INPUT:
--- START ---

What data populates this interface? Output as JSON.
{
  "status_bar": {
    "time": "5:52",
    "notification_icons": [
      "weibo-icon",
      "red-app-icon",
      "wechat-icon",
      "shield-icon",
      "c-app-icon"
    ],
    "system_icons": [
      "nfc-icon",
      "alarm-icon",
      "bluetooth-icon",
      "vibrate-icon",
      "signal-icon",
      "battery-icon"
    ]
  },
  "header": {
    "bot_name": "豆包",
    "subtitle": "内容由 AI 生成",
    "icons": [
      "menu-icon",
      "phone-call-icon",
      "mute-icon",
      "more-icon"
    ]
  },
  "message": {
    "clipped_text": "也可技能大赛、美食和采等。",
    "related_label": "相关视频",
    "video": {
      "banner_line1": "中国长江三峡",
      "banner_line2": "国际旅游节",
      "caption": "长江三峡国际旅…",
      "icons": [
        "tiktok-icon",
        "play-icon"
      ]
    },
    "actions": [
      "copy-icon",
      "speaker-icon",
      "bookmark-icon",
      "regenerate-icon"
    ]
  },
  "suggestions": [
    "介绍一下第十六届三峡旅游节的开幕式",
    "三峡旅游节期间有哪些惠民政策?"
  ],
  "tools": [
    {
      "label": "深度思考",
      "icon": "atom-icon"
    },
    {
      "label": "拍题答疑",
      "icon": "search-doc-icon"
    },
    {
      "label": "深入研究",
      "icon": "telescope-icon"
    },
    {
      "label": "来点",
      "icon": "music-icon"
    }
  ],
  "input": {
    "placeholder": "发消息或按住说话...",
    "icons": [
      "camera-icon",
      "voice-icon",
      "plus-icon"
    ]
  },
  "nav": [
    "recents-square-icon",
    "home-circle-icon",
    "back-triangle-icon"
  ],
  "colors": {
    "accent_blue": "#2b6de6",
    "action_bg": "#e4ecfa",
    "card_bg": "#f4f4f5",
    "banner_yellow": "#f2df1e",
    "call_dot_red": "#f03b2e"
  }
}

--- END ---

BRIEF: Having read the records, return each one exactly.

ANSWER SECTION:
What data populates this interface? Output as JSON.
{
  "status_bar": {
    "time": "5:52",
    "notification_icons": [
      "weibo-icon",
      "red-app-icon",
      "wechat-icon",
      "shield-icon",
      "c-app-icon"
    ],
    "system_icons": [
      "nfc-icon",
      "alarm-icon",
      "bluetooth-icon",
      "vibrate-icon",
      "signal-icon",
      "battery-icon"
    ]
  },
  "header": {
    "bot_name": "豆包",
    "subtitle": "内容由 AI 生成",
    "icons": [
      "menu-icon",
      "phone-call-icon",
      "mute-icon",
      "more-icon"
    ]
  },
  "message": {
    "clipped_text": "也可技能大赛、美食和采等。",
    "related_label": "相关视频",
    "video": {
      "banner_line1": "中国长江三峡",
      "banner_line2": "国际旅游节",
      "caption": "长江三峡国际旅…",
      "icons": [
        "tiktok-icon",
        "play-icon"
      ]
    },
    "actions": [
      "copy-icon",
      "speaker-icon",
      "bookmark-icon",
      "regenerate-icon"
    ]
  },
  "suggestions": [
    "介绍一下第十六届三峡旅游节的开幕式",
    "三峡旅游节期间有哪些惠民政策?"
  ],
  "tools": [
    {
      "label": "深度思考",
      "icon": "atom-icon"
    },
    {
      "label": "拍题答疑",
      "icon": "search-doc-icon"
    },
    {
      "label": "深入研究",
      "icon": "telescope-icon"
    },
    {
      "label": "来点",
      "icon": "music-icon"
    }
  ],
  "input": {
    "placeholder": "发消息或按住说话...",
    "icons": [
      "camera-icon",
      "voice-icon",
      "plus-icon"
    ]
  },
  "nav": [
    "recents-square-icon",
    "home-circle-icon",
    "back-triangle-icon"
  ],
  "colors": {
    "accent_blue": "#2b6de6",
    "action_bg": "#e4ecfa",
    "card_bg": "#f4f4f5",
    "banner_yellow": "#f2df1e",
    "call_dot_red": "#f03b2e"
  }
}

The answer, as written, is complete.